Places to stay near Stonehenge
Stonehenge Campsite & Glamping Pods
Stonehenge to Warminster
> From Stonehenge continue on the A360, turning left on to the B390 just past Shrewton. On reaching the A36 turn right, then right again after 1 mile (1.6km) on to the B3414 to Warminster.
Warminster was formerly a wool town and corn market; today it is the home of several specialist Army training schools, Waterloo Lines. Four miles (6.5km) to the west is Longleat, seat of the Marquess of Bath and nationally famous as a wildlife park.
Places to stay in Warminster
Warminster to Frome
> Take the A350 for Westbury. Leave by the A3098 for 7 miles (11km) to Frome.
‘Friendly Frome’ (pronounced Froom), on the River Frome, is an attractive market town which grew rich on trade in woollen cloth. Its steep narrow streets are scattered with medieval and Tudor buildings. Cheap Street, with its ancient shops and leat gutter is a must, as are the 1726 Blue House, the bridge with its integral shops, and St John’s Church.
Three miles (5km) away, on the A361, is Nunney, with its fine moated 14th-century castle.
Places to stay in Frome
Seven Acres Caravan & Camping Site
Frome to Wells
> Leave Frome to join the A361 for Shepton Mallet, 11 miles (18km), then by the A371 to Wells (6 miles/10km).

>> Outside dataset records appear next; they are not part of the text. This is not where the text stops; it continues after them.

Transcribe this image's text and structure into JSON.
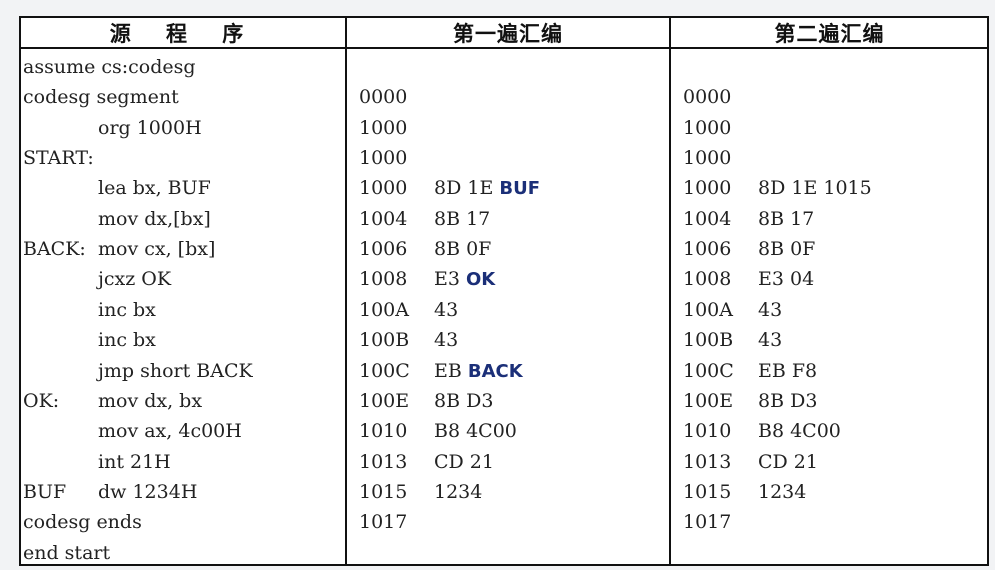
{
  "header": {
    "col_source": "源 程 序",
    "col_pass1": "第一遍汇编",
    "col_pass2": "第二遍汇编"
  },
  "rows": [
    {
      "label": "",
      "source": "assume cs:codesg",
      "addr1": "",
      "code1": "",
      "sym1": "",
      "addr2": "",
      "code2": ""
    },
    {
      "label": "",
      "source": "codesg segment",
      "addr1": "0000",
      "code1": "",
      "sym1": "",
      "addr2": "0000",
      "code2": ""
    },
    {
      "label": "",
      "source": "org 1000H",
      "addr1": "1000",
      "code1": "",
      "sym1": "",
      "addr2": "1000",
      "code2": ""
    },
    {
      "label": "START:",
      "source": "",
      "addr1": "1000",
      "code1": "",
      "sym1": "",
      "addr2": "1000",
      "code2": ""
    },
    {
      "label": "",
      "source": "lea bx, BUF",
      "addr1": "1000",
      "code1": "8D 1E ",
      "sym1": "BUF",
      "addr2": "1000",
      "code2": "8D 1E 1015"
    },
    {
      "label": "",
      "source": "mov dx,[bx]",
      "addr1": "1004",
      "code1": "8B 17",
      "sym1": "",
      "addr2": "1004",
      "code2": "8B 17"
    },
    {
      "label": "BACK:",
      "source": "mov cx, [bx]",
      "addr1": "1006",
      "code1": "8B 0F",
      "sym1": "",
      "addr2": "1006",
      "code2": "8B 0F"
    },
    {
      "label": "",
      "source": "jcxz OK",
      "addr1": "1008",
      "code1": "E3 ",
      "sym1": "OK",
      "addr2": "1008",
      "code2": "E3 04"
    },
    {
      "label": "",
      "source": "inc bx",
      "addr1": "100A",
      "code1": "43",
      "sym1": "",
      "addr2": "100A",
      "code2": "43"
    },
    {
      "label": "",
      "source": "inc bx",
      "addr1": "100B",
      "code1": "43",
      "sym1": "",
      "addr2": "100B",
      "code2": "43"
    },
    {
      "label": "",
      "source": "jmp short BACK",
      "addr1": "100C",
      "code1": "EB ",
      "sym1": "BACK",
      "addr2": "100C",
      "code2": "EB F8"
    },
    {
      "label": "OK:",
      "source": "mov dx, bx",
      "addr1": "100E",
      "code1": "8B D3",
      "sym1": "",
      "addr2": "100E",
      "code2": "8B D3"
    },
    {
      "label": "",
      "source": "mov ax, 4c00H",
      "addr1": "1010",
      "code1": "B8 4C00",
      "sym1": "",
      "addr2": "1010",
      "code2": "B8 4C00"
    },
    {
      "label": "",
      "source": "int 21H",
      "addr1": "1013",
      "code1": "CD 21",
      "sym1": "",
      "addr2": "1013",
      "code2": "CD 21"
    },
    {
      "label": "BUF",
      "source": "dw 1234H",
      "addr1": "1015",
      "code1": "1234",
      "sym1": "",
      "addr2": "1015",
      "code2": "1234"
    },
    {
      "label": "",
      "source": "codesg ends",
      "addr1": "1017",
      "code1": "",
      "sym1": "",
      "addr2": "1017",
      "code2": ""
    },
    {
      "label": "",
      "source": "end start",
      "addr1": "",
      "code1": "",
      "sym1": "",
      "addr2": "",
      "code2": ""
    }
  ]
}
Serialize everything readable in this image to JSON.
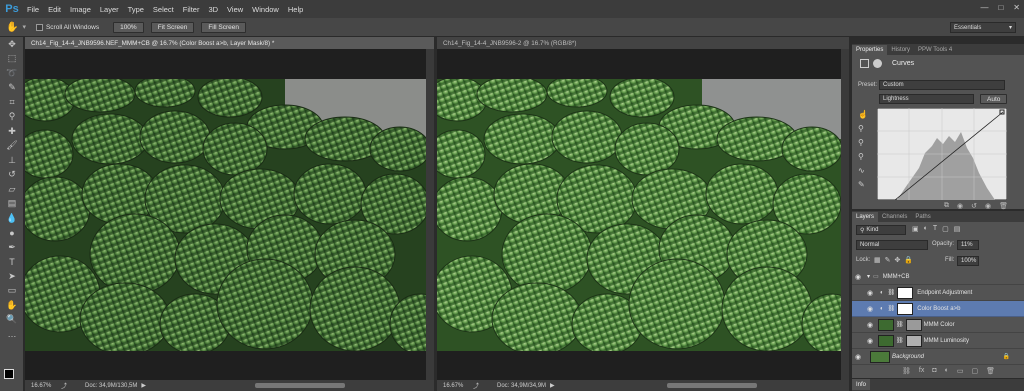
{
  "app": {
    "logo": "Ps",
    "menus": [
      "File",
      "Edit",
      "Image",
      "Layer",
      "Type",
      "Select",
      "Filter",
      "3D",
      "View",
      "Window",
      "Help"
    ],
    "workspace": "Essentials",
    "win_controls": [
      "—",
      "□",
      "✕"
    ]
  },
  "options": {
    "scroll_all_label": "Scroll All Windows",
    "btn_100": "100%",
    "btn_fit": "Fit Screen",
    "btn_fill": "Fill Screen"
  },
  "doc_left": {
    "tab": "Ch14_Fig_14-4_JNB9596.NEF_MMM+CB @ 16.7% (Color Boost a>b, Layer Mask/8) *",
    "zoom": "16.67%",
    "doc": "Doc: 34,9M/130,5M"
  },
  "doc_right": {
    "tab": "Ch14_Fig_14-4_JNB9596-2 @ 16.7% (RGB/8*)",
    "zoom": "16.67%",
    "doc": "Doc: 34,9M/34,9M"
  },
  "properties": {
    "tabs": [
      "Properties",
      "History",
      "PPW Tools 4"
    ],
    "title": "Curves",
    "preset_label": "Preset:",
    "preset_value": "Custom",
    "channel": "Lightness",
    "auto": "Auto"
  },
  "layers_panel": {
    "tabs": [
      "Layers",
      "Channels",
      "Paths"
    ],
    "kind": "Kind",
    "blend": "Normal",
    "opacity_label": "Opacity:",
    "opacity": "11%",
    "lock_label": "Lock:",
    "fill_label": "Fill:",
    "fill": "100%",
    "group": "MMM+CB",
    "layers": [
      {
        "name": "Endpoint Adjustment",
        "selected": false
      },
      {
        "name": "Color Boost a>b",
        "selected": true
      },
      {
        "name": "MMM Color",
        "selected": false
      },
      {
        "name": "MMM Luminosity",
        "selected": false
      }
    ],
    "background": "Background"
  },
  "info_tab": "Info",
  "colors": {
    "accent": "#5d7bb0",
    "ps_blue": "#3d9bd8"
  }
}
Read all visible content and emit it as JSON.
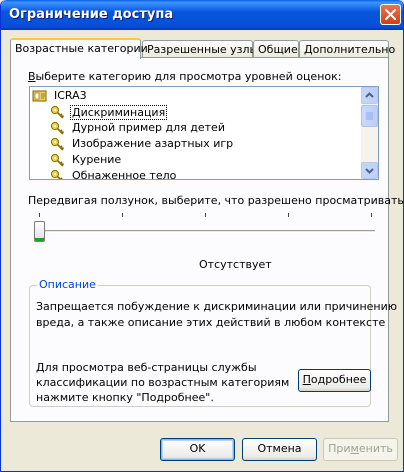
{
  "window": {
    "title": "Ограничение доступа"
  },
  "tabs": [
    {
      "label": "Возрастные категории"
    },
    {
      "label": "Разрешенные узлы"
    },
    {
      "label": "Общие"
    },
    {
      "label": "Дополнительно"
    }
  ],
  "category_prompt": {
    "u": "В",
    "rest": "ыберите категорию для просмотра уровней оценок:"
  },
  "tree": {
    "root": "ICRA3",
    "items": [
      {
        "label": "Дискриминация"
      },
      {
        "label": "Дурной пример для детей"
      },
      {
        "label": "Изображение азартных игр"
      },
      {
        "label": "Курение"
      },
      {
        "label": "Обнаженное тело"
      }
    ]
  },
  "slider": {
    "prompt_pre": "Пере",
    "prompt_u": "д",
    "prompt_post": "вигая ползунок, выберите, что разрешено просматривать:",
    "value_label": "Отсутствует",
    "position": 0
  },
  "description": {
    "title": "Описание",
    "text_line1": "Запрещается побуждение к дискриминации или причинению",
    "text_line2": "вреда, а также описание этих действий в любом контексте",
    "info_line1": "Для просмотра веб-страницы службы",
    "info_line2": "классификации по возрастным категориям",
    "info_line3": "нажмите кнопку \"Подробнее\".",
    "more_u": "П",
    "more_rest": "одробнее"
  },
  "buttons": {
    "ok": "OK",
    "cancel": "Отмена",
    "apply_pre": "При",
    "apply_u": "м",
    "apply_post": "енить"
  },
  "colors": {
    "titlebar": "#0855dd",
    "accent_tab": "#ffc83c",
    "group_title": "#0046d5"
  }
}
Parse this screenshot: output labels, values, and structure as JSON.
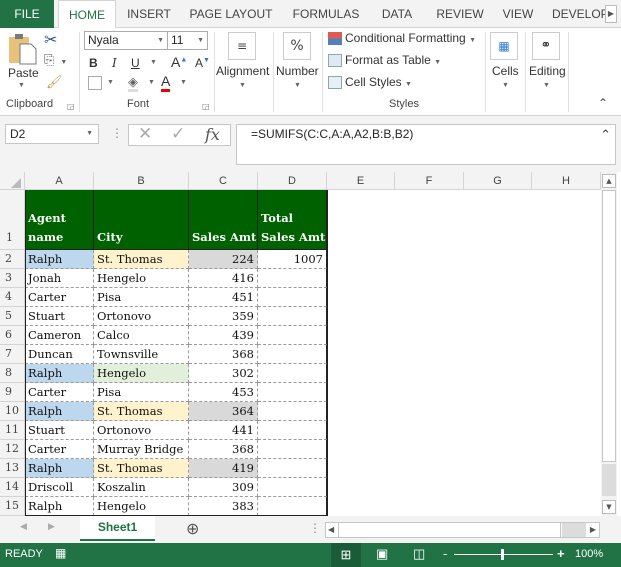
{
  "ribbon_tabs": [
    "FILE",
    "HOME",
    "INSERT",
    "PAGE LAYOUT",
    "FORMULAS",
    "DATA",
    "REVIEW",
    "VIEW",
    "DEVELOP"
  ],
  "active_tab": "HOME",
  "ribbon": {
    "clipboard": {
      "paste_label": "Paste",
      "group_label": "Clipboard"
    },
    "font": {
      "font_name": "Nyala",
      "font_size": "11",
      "bold": "B",
      "italic": "I",
      "underline": "U",
      "grow": "A",
      "shrink": "A",
      "font_color": "A",
      "group_label": "Font"
    },
    "alignment": {
      "label": "Alignment",
      "icon": "≡"
    },
    "number": {
      "label": "Number",
      "icon": "%"
    },
    "styles": {
      "conditional_formatting": "Conditional Formatting",
      "format_as_table": "Format as Table",
      "cell_styles": "Cell Styles",
      "group_label": "Styles"
    },
    "cells": {
      "label": "Cells"
    },
    "editing": {
      "label": "Editing"
    }
  },
  "formula_bar": {
    "name_box": "D2",
    "cancel_icon": "✕",
    "enter_icon": "✓",
    "fx_icon": "fx",
    "formula": "=SUMIFS(C:C,A:A,A2,B:B,B2)"
  },
  "columns": [
    "A",
    "B",
    "C",
    "D",
    "E",
    "F",
    "G",
    "H"
  ],
  "header_row": {
    "row_num": "1",
    "cells": [
      [
        "Agent",
        "name"
      ],
      [
        "",
        "City"
      ],
      [
        "",
        "Sales Amt"
      ],
      [
        "Total",
        "Sales Amt"
      ]
    ]
  },
  "rows": [
    {
      "num": "2",
      "agent": "Ralph",
      "city": "St. Thomas",
      "sales": "224",
      "total": "1007",
      "hl": "match"
    },
    {
      "num": "3",
      "agent": "Jonah",
      "city": "Hengelo",
      "sales": "416",
      "total": "",
      "hl": ""
    },
    {
      "num": "4",
      "agent": "Carter",
      "city": "Pisa",
      "sales": "451",
      "total": "",
      "hl": ""
    },
    {
      "num": "5",
      "agent": "Stuart",
      "city": "Ortonovo",
      "sales": "359",
      "total": "",
      "hl": ""
    },
    {
      "num": "6",
      "agent": "Cameron",
      "city": "Calco",
      "sales": "439",
      "total": "",
      "hl": ""
    },
    {
      "num": "7",
      "agent": "Duncan",
      "city": "Townsville",
      "sales": "368",
      "total": "",
      "hl": ""
    },
    {
      "num": "8",
      "agent": "Ralph",
      "city": "Hengelo",
      "sales": "302",
      "total": "",
      "hl": "agent-only"
    },
    {
      "num": "9",
      "agent": "Carter",
      "city": "Pisa",
      "sales": "453",
      "total": "",
      "hl": ""
    },
    {
      "num": "10",
      "agent": "Ralph",
      "city": "St. Thomas",
      "sales": "364",
      "total": "",
      "hl": "match"
    },
    {
      "num": "11",
      "agent": "Stuart",
      "city": "Ortonovo",
      "sales": "441",
      "total": "",
      "hl": ""
    },
    {
      "num": "12",
      "agent": "Carter",
      "city": "Murray Bridge",
      "sales": "368",
      "total": "",
      "hl": ""
    },
    {
      "num": "13",
      "agent": "Ralph",
      "city": "St. Thomas",
      "sales": "419",
      "total": "",
      "hl": "match"
    },
    {
      "num": "14",
      "agent": "Driscoll",
      "city": "Koszalin",
      "sales": "309",
      "total": "",
      "hl": ""
    },
    {
      "num": "15",
      "agent": "Ralph",
      "city": "Hengelo",
      "sales": "383",
      "total": "",
      "hl": ""
    }
  ],
  "colors": {
    "excel_green": "#217346",
    "header_fill": "#006100",
    "agent_highlight": "#bdd7ee",
    "city_highlight": "#fff2cc",
    "city_alt_highlight": "#e2efda",
    "sales_highlight": "#d9d9d9"
  },
  "sheet_tabs": [
    "Sheet1"
  ],
  "add_sheet_icon": "⊕",
  "status": {
    "ready": "READY",
    "zoom": "100%",
    "zoom_level_percent": 100
  }
}
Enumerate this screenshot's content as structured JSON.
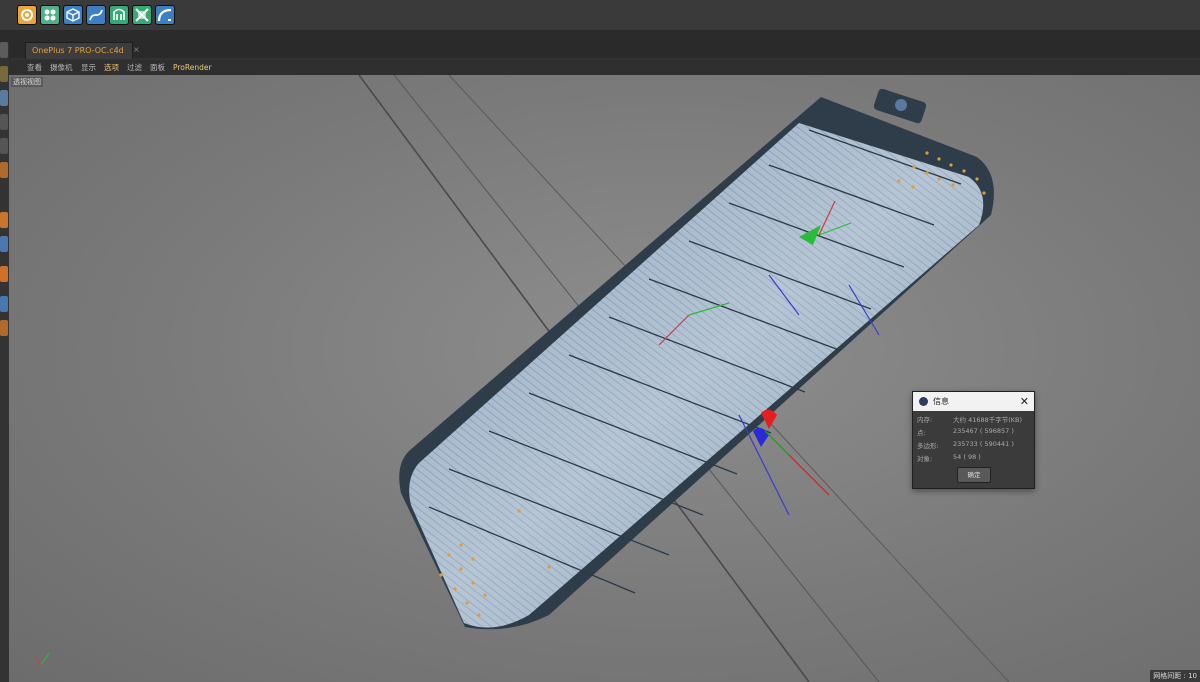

Wells is England’s smallest city, lying in the shadow of the Mendip Hills, and gets its name from the springs that bubble in to a pool in the bishop’s garden. The splendid cathedral was begun in the 12th century and finished in the 15th, and its astronomical clock in the north transept is one of the oldest cathedral clock-faces in Britain. South of the cathedral is the moated Bishop’s Palace, where the swans used to ring the bell by the bridge for food.
St Cuthbert’s Parish Church in High Street is the largest in Somerset, with a 122-foot (37m) tower.
Places to stay in Wells
Wells to Cheddar
> Leave Wells on an unclassified road to Wookey Hole, and shortly after the Wookey Hole Caves fork right for Priddy, then left on the B3135 for Cheddar (5 miles/8km).
The rugged grandeur of the Cheddar Gorge unfolds slowly and magically as you descend a meandering road. Cliffs tower to a height of 450 feet (137m) here, and the ‘Beware of falling rocks’ sign is no idle warning. Climb the 274 steps of Jacob’s Ladder at the south end for the best views, or rest in the Garden of Fragrance, especially created for the blind. At the bottom of the gorge, Gough’s and Cox’s Caves offer a chance to go subterranean in search of the lost River Yeo.
Cheddar would not be Cheddar without its cheese, but the product outgrew the place and has largely gone elsewhere. A 1990 replica of a 1920s factory shows how it used to be made.